Read more in The Infinite Game (now available for pre-order).
The young artist who was told by their high school math teacher that they were lazy.
The son who was told he’s going to screw up his life because he didn’t want to become an accountant like his dad.
The employee who was passed over for a raise or a promotion and was, instead, given a growth plan to help them overcome their weaknesses in order to make it to the next level.
Even the disciplines of psychology and psychiatry—almost everything in this world is geared to point out what’s wrong with us.
Customer complaints vastly outnumber compliments in most companies. Most employees complain about what their company does wrong before they rave about what their company does right. Politicians point out what the other party can’t fix before offering their help to fix it.
It seems no matter where we turn, there is a whole crowd of people ready and willing to tell us what we’re bad at, what we can’t get right and where we’re weak. It’s a wonder anyone of us has any self-esteem left at the end of a day.
But there is huge advantage in disadvantage. The reason others see the failings in us is because they are looking in the wrong place.
Imagine if that the artist’s math teacher realized his student had no natural aptitude for math and, instead of berating her, recommended she take more art classes to develop her natural abilities.
Imagine if the well intentioned father, realizing his son didn’t want to follow in his footsteps, asked him what he did want to do and then did everything to support and nurture the things he wanted to do.
Imagine if a company devoted resources to helping us build on our strengths instead of pushing us to fix our weaknesses.
And imagine if psychologists identified the abnormal advantages we all have instead of labeling the abnormal disadvantages.
The best teachers are the ones who tell us we can. The best parents tell us we should. The best companies show us what we can do. And the best politicians remind us what’s possible if we work together instead of apart.
Take dyslexia, for example. A lot of really great entrepreneurs, like Richard Branson, are dyslexic. Instead of focusing on what he couldn’t do, he figured out ways around it. He became a brilliant problem solver. A lot of dyslexics are good like that. It’s a huge advantage they have.

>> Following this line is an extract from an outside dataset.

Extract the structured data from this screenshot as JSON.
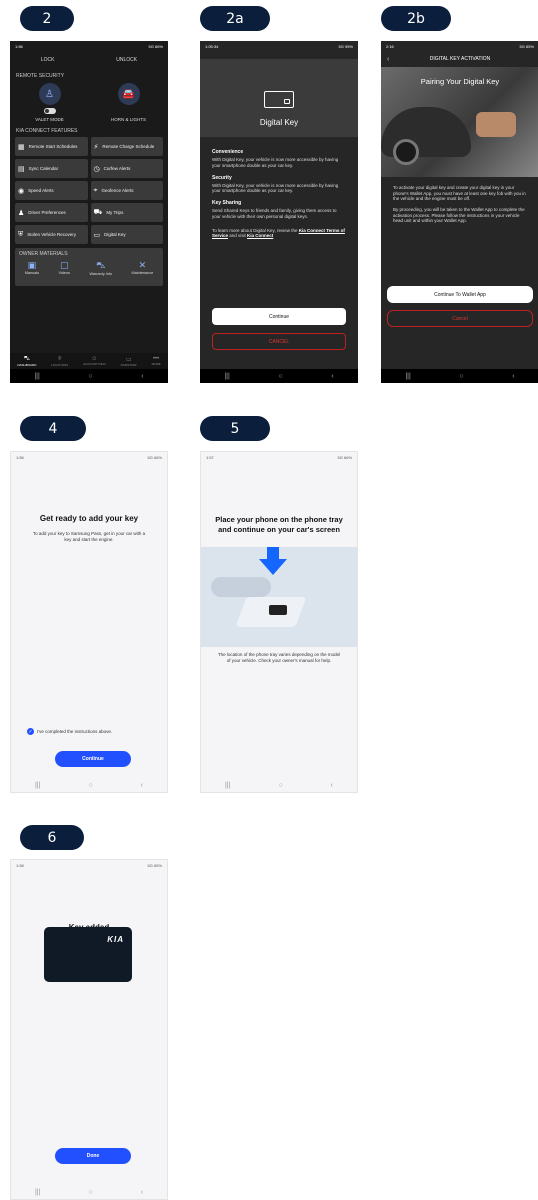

Or the kid who is told at a young age that they have ADD—they are told they have a “deficit” and a “disorder.” Why aren’t they told that they have an amazing advantage—hyper-focus, a heightened ability to focus on something and devote an intense amount of energy to solving a problem or building something beyond what most people can do. They have an ability to get done in one day what takes others a week.
I have ADHD and it is one of the single greatest advantages I have. Sure it has it’s drawbacks. It’s harder for me to focus on things that don’t interest me. But all that means is I should focus on doing things that do interest me. I have an abnormal advantage and I feel sorry for all the people who aren’t able to apply intense focus on something like those with ADD or ADHD.
The best teachers are the ones who tell us we can. The best parents tell us we should. The best companies show us what we can do. And the best politicians remind us what’s possible if we work together instead of apart.
May we all discover what about us doesn’t fit the norm and, instead of trying to hide or bury it, work to make that our single greatest advantage.